_Work to complete_
The listing that follows should be copied in full and exactly, with no pictures.

........

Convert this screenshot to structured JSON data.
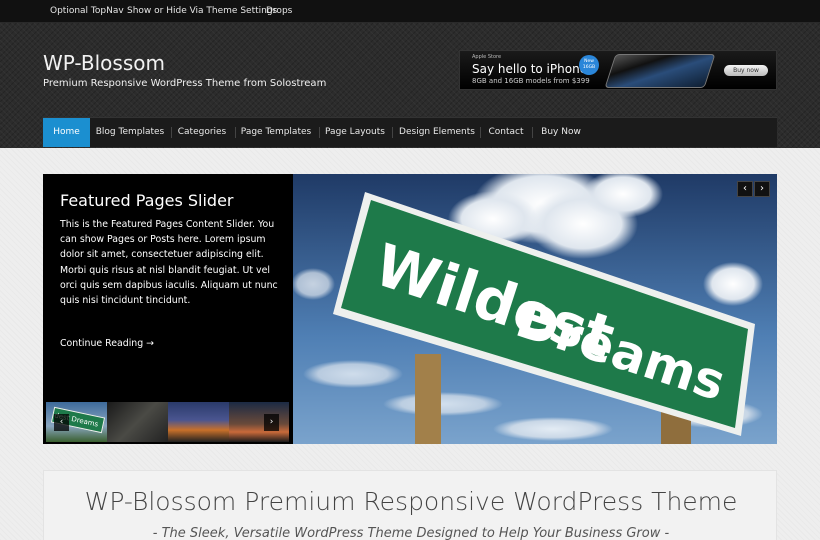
{
  "topnav": {
    "items": [
      "Optional TopNav",
      "Show or Hide Via Theme Settings",
      "Drops"
    ]
  },
  "header": {
    "title": "WP-Blossom",
    "description": "Premium Responsive WordPress Theme from Solostream"
  },
  "ad": {
    "brand": "Apple Store",
    "headline": "Say hello to iPhone.",
    "subline": "8GB and 16GB models from $399",
    "badge": "New 16GB",
    "cta": "Buy now"
  },
  "mainnav": {
    "items": [
      "Home",
      "Blog Templates",
      "Categories",
      "Page Templates",
      "Page Layouts",
      "Design Elements",
      "Contact",
      "Buy Now"
    ],
    "active_index": 0
  },
  "slider": {
    "title": "Featured Pages Slider",
    "text": "This is the Featured Pages Content Slider. You can show Pages or Posts here. Lorem ipsum dolor sit amet, consectetuer adipiscing elit. Morbi quis risus at nisl blandit feugiat. Ut vel orci quis sem dapibus iaculis. Aliquam ut nunc quis nisi tincidunt tincidunt.",
    "more": "Continue Reading →",
    "image_sign_line1": "Wildest",
    "image_sign_line2": "Dreams",
    "thumb_label": "dest Dreams",
    "prev_arrow": "‹",
    "next_arrow": "›"
  },
  "intro": {
    "title": "WP-Blossom Premium Responsive WordPress Theme",
    "subtitle": "- The Sleek, Versatile WordPress Theme Designed to Help Your Business Grow -"
  },
  "colors": {
    "accent": "#1b8fd0",
    "header_bg": "#2c2c2c",
    "topnav_bg": "#111111",
    "sign_green": "#1e7a4a"
  }
}
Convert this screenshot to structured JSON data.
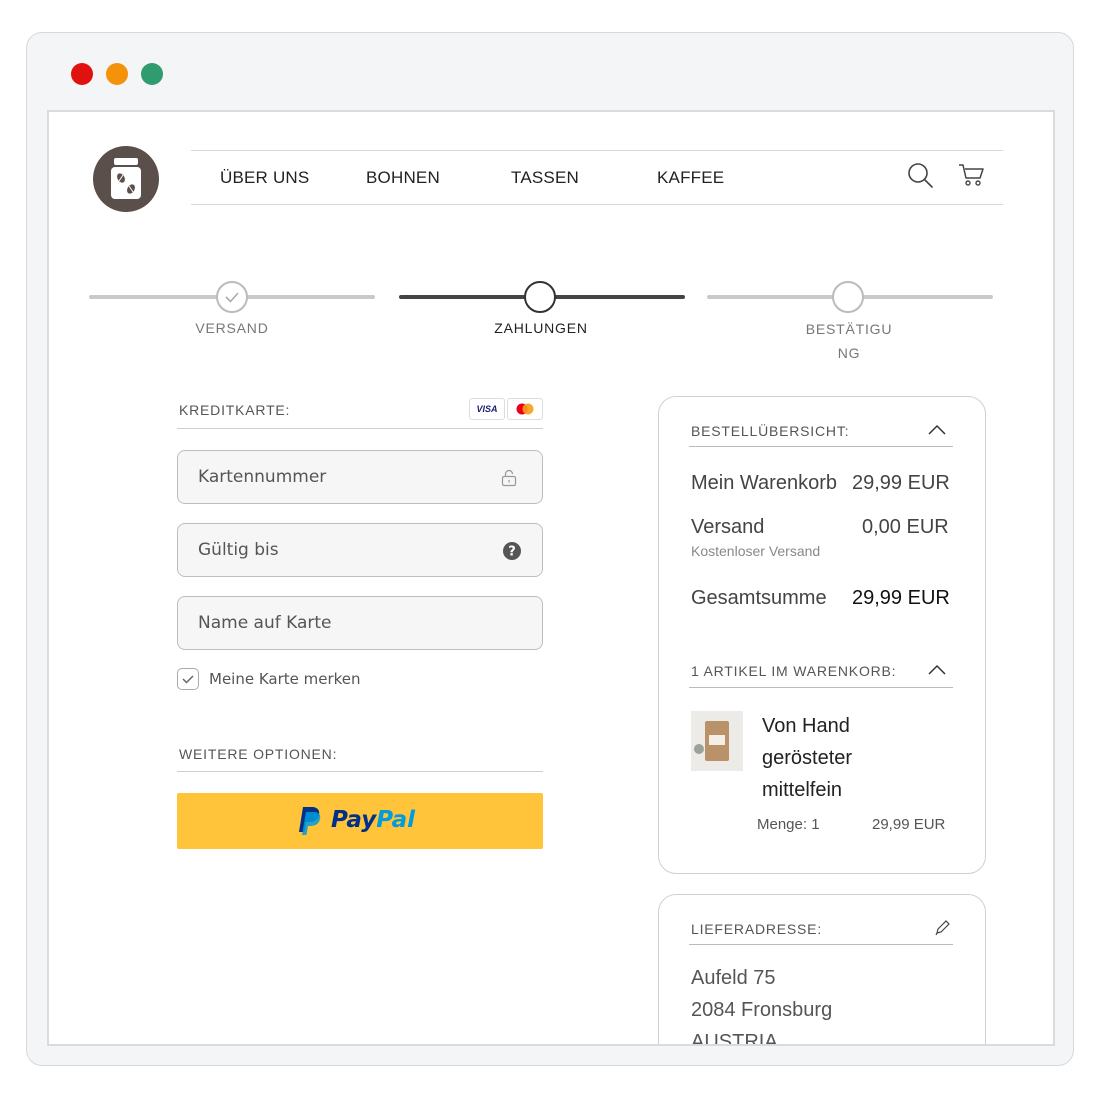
{
  "nav": {
    "items": [
      "ÜBER UNS",
      "BOHNEN",
      "TASSEN",
      "KAFFEE"
    ]
  },
  "icons": {
    "logo": "coffee-jar-logo",
    "search": "search-icon",
    "cart": "cart-icon",
    "check": "check-icon",
    "lock": "lock-icon",
    "help": "help-icon",
    "chevron": "chevron-up-icon",
    "edit": "pencil-icon"
  },
  "steps": [
    {
      "label": "VERSAND",
      "state": "done"
    },
    {
      "label": "ZAHLUNGEN",
      "state": "active"
    },
    {
      "label": "BESTÄTIGU\nNG",
      "state": "pending"
    }
  ],
  "payment": {
    "creditcard_label": "KREDITKARTE:",
    "card_badges": [
      "VISA",
      "mastercard"
    ],
    "card_number_placeholder": "Kartennummer",
    "expiry_placeholder": "Gültig bis",
    "name_placeholder": "Name auf Karte",
    "remember_label": "Meine Karte merken",
    "remember_checked": true,
    "more_options_label": "WEITERE OPTIONEN:",
    "paypal_label_pay": "Pay",
    "paypal_label_pal": "Pal"
  },
  "summary": {
    "title": "BESTELLÜBERSICHT:",
    "cart_label": "Mein Warenkorb",
    "cart_value": "29,99 EUR",
    "shipping_label": "Versand",
    "shipping_value": "0,00 EUR",
    "shipping_note": "Kostenloser Versand",
    "total_label": "Gesamtsumme",
    "total_value": "29,99 EUR",
    "items_title": "1 ARTIKEL IM WARENKORB:",
    "item_name": "Von Hand gerösteter mittelfein",
    "item_qty": "Menge: 1",
    "item_price": "29,99 EUR"
  },
  "address": {
    "title": "LIEFERADRESSE:",
    "line1": "Aufeld 75",
    "line2": "2084 Fronsburg",
    "line3": "AUSTRIA"
  },
  "colors": {
    "accent_dark": "#444444",
    "paypal_yellow": "#FFC439",
    "logo_bg": "#5a4f4a"
  }
}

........

_Response box_
Convert this screenshot to structured JSON data.
{
  "topnav": {
    "items": [
      "Optional TopNav",
      "Show or Hide Via Theme Settings",
      "Drops"
    ]
  },
  "header": {
    "title": "WP-Blossom",
    "description": "Premium Responsive WordPress Theme from Solostream"
  },
  "ad": {
    "brand": "Apple Store",
    "headline": "Say hello to iPhone.",
    "subline": "8GB and 16GB models from $399",
    "badge": "New 16GB",
    "cta": "Buy now"
  },
  "mainnav": {
    "items": [
      "Home",
      "Blog Templates",
      "Categories",
      "Page Templates",
      "Page Layouts",
      "Design Elements",
      "Contact",
      "Buy Now"
    ],
    "active_index": 0
  },
  "slider": {
    "title": "Featured Pages Slider",
    "text": "This is the Featured Pages Content Slider. You can show Pages or Posts here. Lorem ipsum dolor sit amet, consectetuer adipiscing elit. Morbi quis risus at nisl blandit feugiat. Ut vel orci quis sem dapibus iaculis. Aliquam ut nunc quis nisi tincidunt tincidunt.",
    "more": "Continue Reading →",
    "image_sign_line1": "Wildest",
    "image_sign_line2": "Dreams",
    "thumb_label": "dest Dreams",
    "prev_arrow": "‹",
    "next_arrow": "›"
  },
  "intro": {
    "title": "WP-Blossom Premium Responsive WordPress Theme",
    "subtitle": "- The Sleek, Versatile WordPress Theme Designed to Help Your Business Grow -"
  },
  "colors": {
    "accent": "#1b8fd0",
    "header_bg": "#2c2c2c",
    "topnav_bg": "#111111",
    "sign_green": "#1e7a4a"
  }
}
Convert this screenshot to structured JSON data.
{
  "nav": {
    "items": [
      "ÜBER UNS",
      "BOHNEN",
      "TASSEN",
      "KAFFEE"
    ]
  },
  "icons": {
    "logo": "coffee-jar-logo",
    "search": "search-icon",
    "cart": "cart-icon",
    "check": "check-icon",
    "lock": "lock-icon",
    "help": "help-icon",
    "chevron": "chevron-up-icon",
    "edit": "pencil-icon"
  },
  "steps": [
    {
      "label": "VERSAND",
      "state": "done"
    },
    {
      "label": "ZAHLUNGEN",
      "state": "active"
    },
    {
      "label": "BESTÄTIGU\nNG",
      "state": "pending"
    }
  ],
  "payment": {
    "creditcard_label": "KREDITKARTE:",
    "card_badges": [
      "VISA",
      "mastercard"
    ],
    "card_number_placeholder": "Kartennummer",
    "expiry_placeholder": "Gültig bis",
    "name_placeholder": "Name auf Karte",
    "remember_label": "Meine Karte merken",
    "remember_checked": true,
    "more_options_label": "WEITERE OPTIONEN:",
    "paypal_label_pay": "Pay",
    "paypal_label_pal": "Pal"
  },
  "summary": {
    "title": "BESTELLÜBERSICHT:",
    "cart_label": "Mein Warenkorb",
    "cart_value": "29,99 EUR",
    "shipping_label": "Versand",
    "shipping_value": "0,00 EUR",
    "shipping_note": "Kostenloser Versand",
    "total_label": "Gesamtsumme",
    "total_value": "29,99 EUR",
    "items_title": "1 ARTIKEL IM WARENKORB:",
    "item_name": "Von Hand gerösteter mittelfein",
    "item_qty": "Menge: 1",
    "item_price": "29,99 EUR"
  },
  "address": {
    "title": "LIEFERADRESSE:",
    "line1": "Aufeld 75",
    "line2": "2084 Fronsburg",
    "line3": "AUSTRIA"
  },
  "colors": {
    "accent_dark": "#444444",
    "paypal_yellow": "#FFC439",
    "logo_bg": "#5a4f4a"
  }
}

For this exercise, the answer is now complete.